The fewer industrial-scale finishes applied to these products, the more sustainable they are.
This keeps more chemicals out of our environmental systems and preserves the reusability of the products we choose.
When choosing products, it is also essential to consider the impact of transporting them to our site.
Using less material produces less waste, lowering transportation’s impact.
This can be harnessed by choosing one supplier for more than one design element in our design, as more suppliers will bring a higher environmental impact.
Environmentally responsible suppliers
One of the key tools in ensuring our interiors’ sustainability is verifying our suppliers’ environmental credentials.
Many organisations offer certification for those businesses that have proved the sustainability of their materials and procedures.
The following three are internationally recognised certifications worth looking out for.
BREEAM is the world’s leading science-based suite of validation and certification systems for a sustainable built environment.
Planet Mark is a sustainability certification which recognises continuous improvement, encourages action and builds an empowered community of individuals who make a world of difference in the field of sustainability.
Cradle to Cradle Certified assesses the safety, circularity and responsibility of materials and products across five categories of sustainability performance.
It looks not only at the sourcing of products but also at the impact of sourcing and reusability of materials.
Designing for waste reduction
One of the newest approaches to sustainable new projects has been to flip the entire design process on its head.
We can build out waste by asking which materials are already available and using those materials as a starting point.
This novel way of considering the impact of our interior projects from the beginning of the design process not only vastly reduces waste produced by the project but also takes existing waste out of the industry.
Reuse is far less harmful than recycling.
By seeking reclaimed products and ways to incorporate existing structures and materials, our projects will be as unique as they are sustainable.
The simplest way to minimise the environmental impact of our new project is to bring in second-hand furniture.
Stunning pieces can be found to work as statement objects or to blend seamlessly into our existing designs.
A creative interior designer can help you source the perfect focal points for your room or design around an existing piece you already own.
Design for longevity
Projects with aesthetically timeless and highly durable pieces that will retain their value over time are increasingly popular.
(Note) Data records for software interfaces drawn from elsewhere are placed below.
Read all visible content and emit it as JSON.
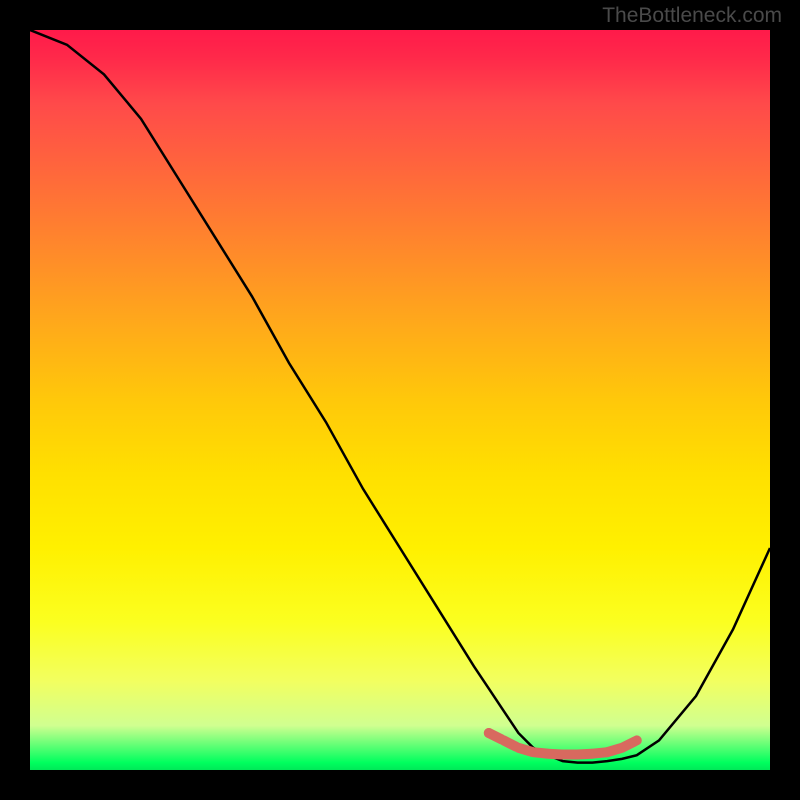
{
  "watermark": "TheBottleneck.com",
  "chart_data": {
    "type": "line",
    "title": "",
    "xlabel": "",
    "ylabel": "",
    "xlim": [
      0,
      100
    ],
    "ylim": [
      0,
      100
    ],
    "series": [
      {
        "name": "curve",
        "x": [
          0,
          5,
          10,
          15,
          20,
          25,
          30,
          35,
          40,
          45,
          50,
          55,
          60,
          62,
          64,
          66,
          68,
          70,
          72,
          74,
          76,
          78,
          80,
          82,
          85,
          90,
          95,
          100
        ],
        "values": [
          100,
          98,
          94,
          88,
          80,
          72,
          64,
          55,
          47,
          38,
          30,
          22,
          14,
          11,
          8,
          5,
          3,
          2,
          1.2,
          1.0,
          1.0,
          1.2,
          1.5,
          2,
          4,
          10,
          19,
          30
        ]
      },
      {
        "name": "marker-band",
        "x": [
          62,
          64,
          66,
          68,
          70,
          72,
          74,
          76,
          78,
          80,
          82
        ],
        "values": [
          5,
          4,
          3,
          2.4,
          2.2,
          2.1,
          2.1,
          2.2,
          2.4,
          3,
          4
        ]
      }
    ],
    "gradient_stops": [
      {
        "pos": 0,
        "color": "#ff1a4a"
      },
      {
        "pos": 10,
        "color": "#ff4a4a"
      },
      {
        "pos": 30,
        "color": "#ff8a2a"
      },
      {
        "pos": 50,
        "color": "#ffc80a"
      },
      {
        "pos": 70,
        "color": "#fff000"
      },
      {
        "pos": 90,
        "color": "#e8ff80"
      },
      {
        "pos": 99,
        "color": "#00ff5e"
      },
      {
        "pos": 100,
        "color": "#00e858"
      }
    ],
    "marker_color": "#d8695f"
  }
}
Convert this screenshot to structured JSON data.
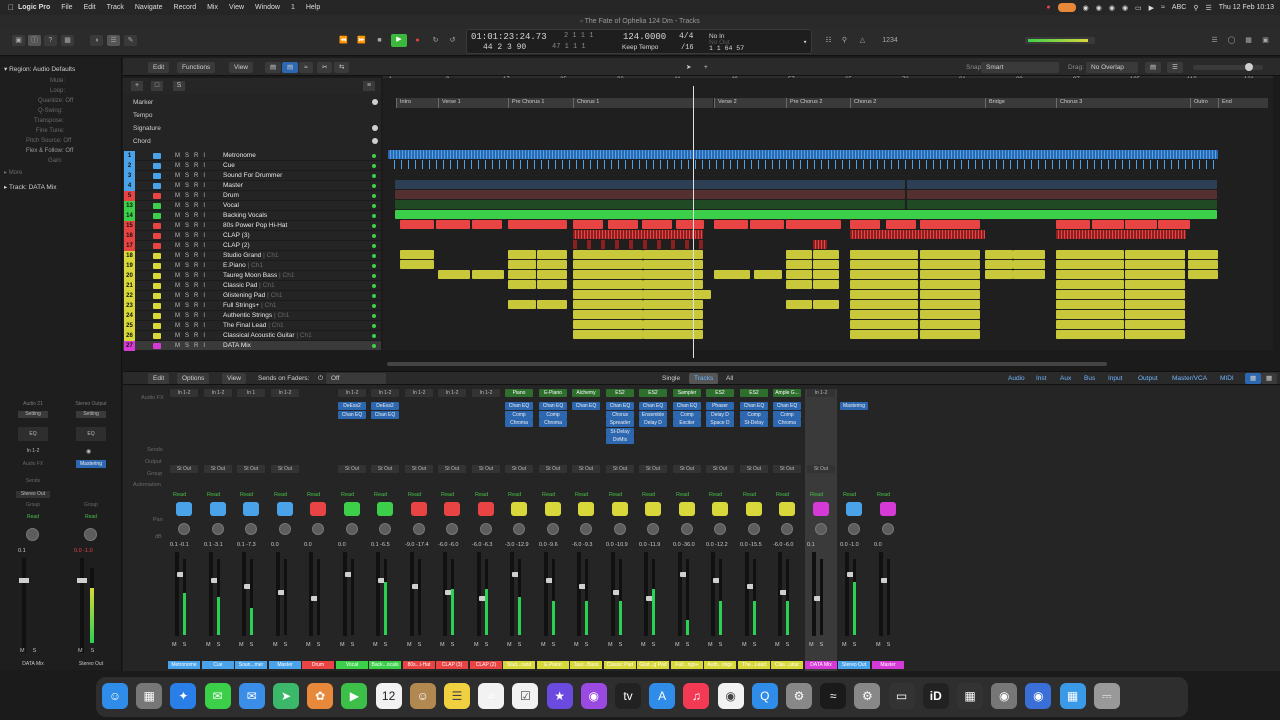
{
  "menubar": {
    "app": "Logic Pro",
    "items": [
      "File",
      "Edit",
      "Track",
      "Navigate",
      "Record",
      "Mix",
      "View",
      "Window",
      "1",
      "Help"
    ],
    "clock": "Thu 12 Feb 10:13",
    "input_label": "ABC"
  },
  "window": {
    "title": "The Fate of Ophelia 124 Dm - Tracks"
  },
  "lcd": {
    "time": "01:01:23:24.73",
    "bars": "44  2  3   90",
    "bars_top": "2   1   1     1",
    "bars_bottom": "47   1   1     1",
    "tempo": "124.0000",
    "tempo_mode": "Keep Tempo",
    "sig": "4/4",
    "division": "/16",
    "in_label": "No In",
    "out_label": "No Out",
    "position": "1   1   64  57"
  },
  "inspector": {
    "region": "Region: Audio Defaults",
    "params": [
      "Mute:",
      "Loop:",
      "Quantize: Off",
      "Q-Swing:",
      "Transpose:",
      "Fine Tune:",
      "Pitch Source: Off",
      "Flex & Follow: Off",
      "Gain:"
    ],
    "more": "More",
    "track": "Track: DATA Mix"
  },
  "tracks_header": {
    "edit": "Edit",
    "functions": "Functions",
    "view": "View",
    "snap_label": "Snap:",
    "snap_value": "Smart",
    "drag_label": "Drag:",
    "drag_value": "No Overlap"
  },
  "global_tracks": [
    "Marker",
    "Tempo",
    "Signature",
    "Chord"
  ],
  "ruler": [
    "1",
    "9",
    "17",
    "25",
    "33",
    "41",
    "49",
    "57",
    "65",
    "73",
    "81",
    "89",
    "97",
    "105",
    "113",
    "121"
  ],
  "markers": [
    "Intro",
    "Verse 1",
    "Pre Chorus 1",
    "Chorus 1",
    "Verse 2",
    "Pre Chorus 2",
    "Chorus 2",
    "Bridge",
    "Chorus 3",
    "Outro",
    "End"
  ],
  "tracks": [
    {
      "num": "1",
      "name": "Metronome",
      "sub": "",
      "color": "#4aa3e8"
    },
    {
      "num": "2",
      "name": "Cue",
      "sub": "",
      "color": "#4aa3e8"
    },
    {
      "num": "3",
      "name": "Sound For Drummer",
      "sub": "",
      "color": "#4aa3e8"
    },
    {
      "num": "4",
      "name": "Master",
      "sub": "",
      "color": "#4aa3e8"
    },
    {
      "num": "5",
      "name": "Drum",
      "sub": "",
      "color": "#e84444"
    },
    {
      "num": "13",
      "name": "Vocal",
      "sub": "",
      "color": "#3cd04a"
    },
    {
      "num": "14",
      "name": "Backing Vocals",
      "sub": "",
      "color": "#3cd04a"
    },
    {
      "num": "15",
      "name": "80s Power Pop Hi-Hat",
      "sub": "",
      "color": "#e84444"
    },
    {
      "num": "16",
      "name": "CLAP (3)",
      "sub": "",
      "color": "#e84444"
    },
    {
      "num": "17",
      "name": "CLAP (2)",
      "sub": "",
      "color": "#e84444"
    },
    {
      "num": "18",
      "name": "Studio Grand",
      "sub": "| Ch1",
      "color": "#d8d83a"
    },
    {
      "num": "19",
      "name": "E.Piano",
      "sub": "| Ch1",
      "color": "#d8d83a"
    },
    {
      "num": "20",
      "name": "Taureg Moon Bass",
      "sub": "| Ch1",
      "color": "#d8d83a"
    },
    {
      "num": "21",
      "name": "Classic Pad",
      "sub": "| Ch1",
      "color": "#d8d83a"
    },
    {
      "num": "22",
      "name": "Glistening Pad",
      "sub": "| Ch1",
      "color": "#d8d83a"
    },
    {
      "num": "23",
      "name": "Full Strings+",
      "sub": "| Ch1",
      "color": "#d8d83a"
    },
    {
      "num": "24",
      "name": "Authentic Strings",
      "sub": "| Ch1",
      "color": "#d8d83a"
    },
    {
      "num": "25",
      "name": "The Final Lead",
      "sub": "| Ch1",
      "color": "#d8d83a"
    },
    {
      "num": "26",
      "name": "Classical Acoustic Guitar",
      "sub": "| Ch1",
      "color": "#d8d83a"
    },
    {
      "num": "27",
      "name": "DATA Mix",
      "sub": "",
      "color": "#d63ad6"
    }
  ],
  "mixer_header": {
    "edit": "Edit",
    "options": "Options",
    "view": "View",
    "sends_label": "Sends on Faders:",
    "sends_value": "Off",
    "single": "Single",
    "tracks": "Tracks",
    "all": "All",
    "filters": [
      "Audio",
      "Inst",
      "Aux",
      "Bus",
      "Input",
      "Output",
      "Master/VCA",
      "MIDI"
    ]
  },
  "mixer_side_labels": [
    "Audio FX",
    "Sends",
    "Output",
    "Group",
    "Automation",
    "Pan",
    "dB"
  ],
  "channel_strips": [
    {
      "label": "Metronome",
      "io": "In 1-2",
      "plugins": [],
      "output": "St Out",
      "value": "0.1   -0.1",
      "color": "#4aa3e8",
      "meter": 0.55
    },
    {
      "label": "Cue",
      "io": "In 1-2",
      "plugins": [],
      "output": "St Out",
      "value": "0.1   -3.1",
      "color": "#4aa3e8",
      "meter": 0.5
    },
    {
      "label": "Soun...mer",
      "io": "In 1",
      "plugins": [],
      "output": "St Out",
      "value": "0.1   -7.3",
      "color": "#4aa3e8",
      "meter": 0.35
    },
    {
      "label": "Master",
      "io": "In 1-2",
      "plugins": [],
      "output": "St Out",
      "value": "0.0",
      "color": "#4aa3e8",
      "meter": 0.0
    },
    {
      "label": "Drum",
      "io": "",
      "plugins": [],
      "output": "",
      "value": "0.0",
      "color": "#e84444",
      "meter": 0.0
    },
    {
      "label": "Vocal",
      "io": "In 1-2",
      "plugins": [
        "DeEss2",
        "Chan EQ"
      ],
      "output": "St Out",
      "value": "0.0",
      "color": "#3cd04a",
      "meter": 0.0
    },
    {
      "label": "Back...ocals",
      "io": "In 1-2",
      "plugins": [
        "DeEss2",
        "Chan EQ"
      ],
      "output": "St Out",
      "value": "0.1   -6.5",
      "color": "#3cd04a",
      "meter": 0.7
    },
    {
      "label": "80s...i-Hat",
      "io": "In 1-2",
      "plugins": [],
      "output": "St Out",
      "value": "-9.0   -17.4",
      "color": "#e84444",
      "meter": 0.0
    },
    {
      "label": "CLAP (3)",
      "io": "In 1-2",
      "plugins": [],
      "output": "St Out",
      "value": "-6.0   -6.0",
      "color": "#e84444",
      "meter": 0.6
    },
    {
      "label": "CLAP (2)",
      "io": "In 1-2",
      "plugins": [],
      "output": "St Out",
      "value": "-6.0   -6.3",
      "color": "#e84444",
      "meter": 0.6
    },
    {
      "label": "Stud...rand",
      "io": "Piano",
      "plugins": [
        "Chan EQ",
        "Comp",
        "Chroma"
      ],
      "output": "St Out",
      "value": "-3.0   -12.9",
      "color": "#d8d83a",
      "meter": 0.5
    },
    {
      "label": "E.Piano",
      "io": "E-Piano",
      "plugins": [
        "Chan EQ",
        "Comp",
        "Chroma"
      ],
      "output": "St Out",
      "value": "0.0   -9.6",
      "color": "#d8d83a",
      "meter": 0.45
    },
    {
      "label": "Taur...Bass",
      "io": "Alchemy",
      "plugins": [
        "Chan EQ"
      ],
      "output": "St Out",
      "value": "-6.0   -9.3",
      "color": "#d8d83a",
      "meter": 0.45
    },
    {
      "label": "Classic Pad",
      "io": "ES2",
      "plugins": [
        "Chan EQ",
        "Chorus",
        "Spreader",
        "St-Delay",
        "DirMix"
      ],
      "output": "St Out",
      "value": "0.0   -10.9",
      "color": "#d8d83a",
      "meter": 0.45
    },
    {
      "label": "Glist...g Pad",
      "io": "ES2",
      "plugins": [
        "Chan EQ",
        "Ensemble",
        "Delay D"
      ],
      "output": "St Out",
      "value": "0.0   -11.9",
      "color": "#d8d83a",
      "meter": 0.6
    },
    {
      "label": "Full...ngs+",
      "io": "Sampler",
      "plugins": [
        "Chan EQ",
        "Comp",
        "Exciter"
      ],
      "output": "St Out",
      "value": "0.0   -36.0",
      "color": "#d8d83a",
      "meter": 0.2
    },
    {
      "label": "Auth...rings",
      "io": "ES2",
      "plugins": [
        "Phaser",
        "Delay D",
        "Space D"
      ],
      "output": "St Out",
      "value": "0.0   -12.2",
      "color": "#d8d83a",
      "meter": 0.45
    },
    {
      "label": "The...Lead",
      "io": "ES2",
      "plugins": [
        "Chan EQ",
        "Comp",
        "St-Delay"
      ],
      "output": "St Out",
      "value": "0.0   -15.5",
      "color": "#d8d83a",
      "meter": 0.45
    },
    {
      "label": "Clas...uitar",
      "io": "Ample G...",
      "plugins": [
        "Chan EQ",
        "Comp",
        "Chroma"
      ],
      "output": "St Out",
      "value": "-6.0   -6.0",
      "color": "#d8d83a",
      "meter": 0.45
    },
    {
      "label": "DATA Mix",
      "io": "In 1-2",
      "plugins": [],
      "output": "St Out",
      "value": "0.1",
      "color": "#d63ad6",
      "meter": 0.0
    },
    {
      "label": "Stereo Out",
      "io": "",
      "plugins": [
        "Mastering"
      ],
      "output": "",
      "value": "0.0   -1.0",
      "color": "#4aa3e8",
      "meter": 0.7
    },
    {
      "label": "Master",
      "io": "",
      "plugins": [],
      "output": "",
      "value": "0.0",
      "color": "#d63ad6",
      "meter": 0.0
    }
  ],
  "inspector_strips": [
    {
      "title": "Audio 21",
      "setting": "Setting",
      "eq": "EQ",
      "io": "In 1-2",
      "fx": "Audio FX",
      "sends": "Sends",
      "out": "Stereo Out",
      "group": "Group",
      "read": "Read",
      "value": "0.1",
      "label": "DATA Mix"
    },
    {
      "title": "Stereo Output",
      "setting": "Setting",
      "eq": "EQ",
      "io": "",
      "fx": "Mastering",
      "sends": "",
      "out": "",
      "group": "Group",
      "read": "Read",
      "value": "0.0   -1.0",
      "label": "Stereo Out"
    }
  ],
  "dock_icons": [
    "finder-icon",
    "launchpad-icon",
    "safari-icon",
    "messages-icon",
    "mail-icon",
    "maps-icon",
    "photos-icon",
    "facetime-icon",
    "calendar-icon",
    "contacts-icon",
    "notes-icon",
    "freeform-icon",
    "reminders-icon",
    "imovie-icon",
    "podcasts-icon",
    "tv-icon",
    "appstore-icon",
    "music-icon",
    "chrome-icon",
    "quicktime-icon",
    "settings-icon",
    "logic-icon",
    "systemprefs-icon",
    "ipad-icon",
    "id-icon",
    "piano-icon",
    "grey-icon",
    "blue-icon",
    "folder-icon",
    "trash-icon"
  ],
  "calendar_day": "12",
  "id_label": "iD"
}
Choosing products that will last longer, do not need to be replaced as frequently and can be repaired or upgraded will ensure our new projects are sustainable as they are not sending any waste back into the environment.